→ WHAT IS BEING ASKED
Quote every line below exactly and skip any picture.

(Interface dataset entries)

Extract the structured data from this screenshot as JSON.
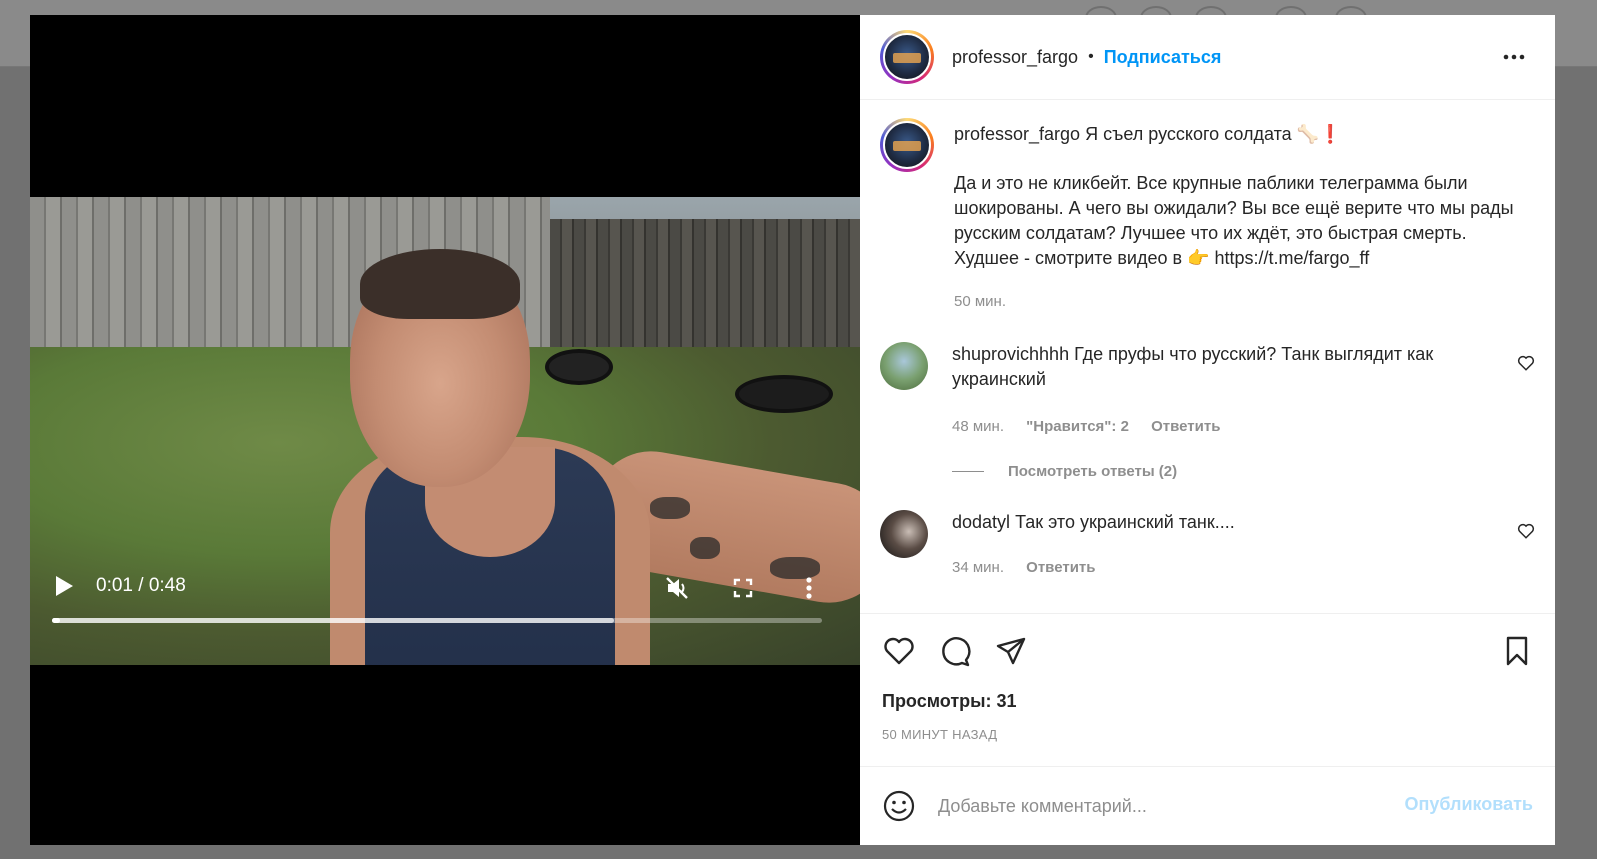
{
  "post": {
    "username": "professor_fargo",
    "separator": "•",
    "follow_label": "Подписаться"
  },
  "video": {
    "time": "0:01 / 0:48",
    "played_fraction": 0.01,
    "buffered_fraction": 0.73
  },
  "caption": {
    "username": "professor_fargo",
    "title": "Я съел русского солдата 🦴❗",
    "body": "Да и это не кликбейт. Все крупные паблики телеграмма были шокированы. А чего вы ожидали? Вы все ещё верите что мы рады русским солдатам? Лучшее что их ждёт, это быстрая смерть. Худшее - смотрите видео в 👉 https://t.me/fargo_ff",
    "time": "50 мин."
  },
  "comments": [
    {
      "username": "shuprovichhhh",
      "text": "Где пруфы что русский? Танк выглядит как украинский",
      "time": "48 мин.",
      "likes": "\"Нравится\": 2",
      "reply": "Ответить",
      "view_replies": "Посмотреть ответы (2)"
    },
    {
      "username": "dodatyl",
      "text": "Так это украинский танк....",
      "time": "34 мин.",
      "reply": "Ответить"
    }
  ],
  "stats": {
    "views": "Просмотры: 31",
    "ago": "50 МИНУТ НАЗАД"
  },
  "composer": {
    "placeholder": "Добавьте комментарий...",
    "publish_label": "Опубликовать"
  },
  "colors": {
    "accent": "#0095f6",
    "publish_disabled": "#b2dffc",
    "muted": "#8e8e8e",
    "text": "#262626"
  }
}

→ ANSWER BOX
Extract the structured data from this screenshot as JSON.
{
  "post": {
    "username": "professor_fargo",
    "separator": "•",
    "follow_label": "Подписаться"
  },
  "video": {
    "time": "0:01 / 0:48",
    "played_fraction": 0.01,
    "buffered_fraction": 0.73
  },
  "caption": {
    "username": "professor_fargo",
    "title": "Я съел русского солдата 🦴❗",
    "body": "Да и это не кликбейт. Все крупные паблики телеграмма были шокированы. А чего вы ожидали? Вы все ещё верите что мы рады русским солдатам? Лучшее что их ждёт, это быстрая смерть. Худшее - смотрите видео в 👉 https://t.me/fargo_ff",
    "time": "50 мин."
  },
  "comments": [
    {
      "username": "shuprovichhhh",
      "text": "Где пруфы что русский? Танк выглядит как украинский",
      "time": "48 мин.",
      "likes": "\"Нравится\": 2",
      "reply": "Ответить",
      "view_replies": "Посмотреть ответы (2)"
    },
    {
      "username": "dodatyl",
      "text": "Так это украинский танк....",
      "time": "34 мин.",
      "reply": "Ответить"
    }
  ],
  "stats": {
    "views": "Просмотры: 31",
    "ago": "50 МИНУТ НАЗАД"
  },
  "composer": {
    "placeholder": "Добавьте комментарий...",
    "publish_label": "Опубликовать"
  },
  "colors": {
    "accent": "#0095f6",
    "publish_disabled": "#b2dffc",
    "muted": "#8e8e8e",
    "text": "#262626"
  }
}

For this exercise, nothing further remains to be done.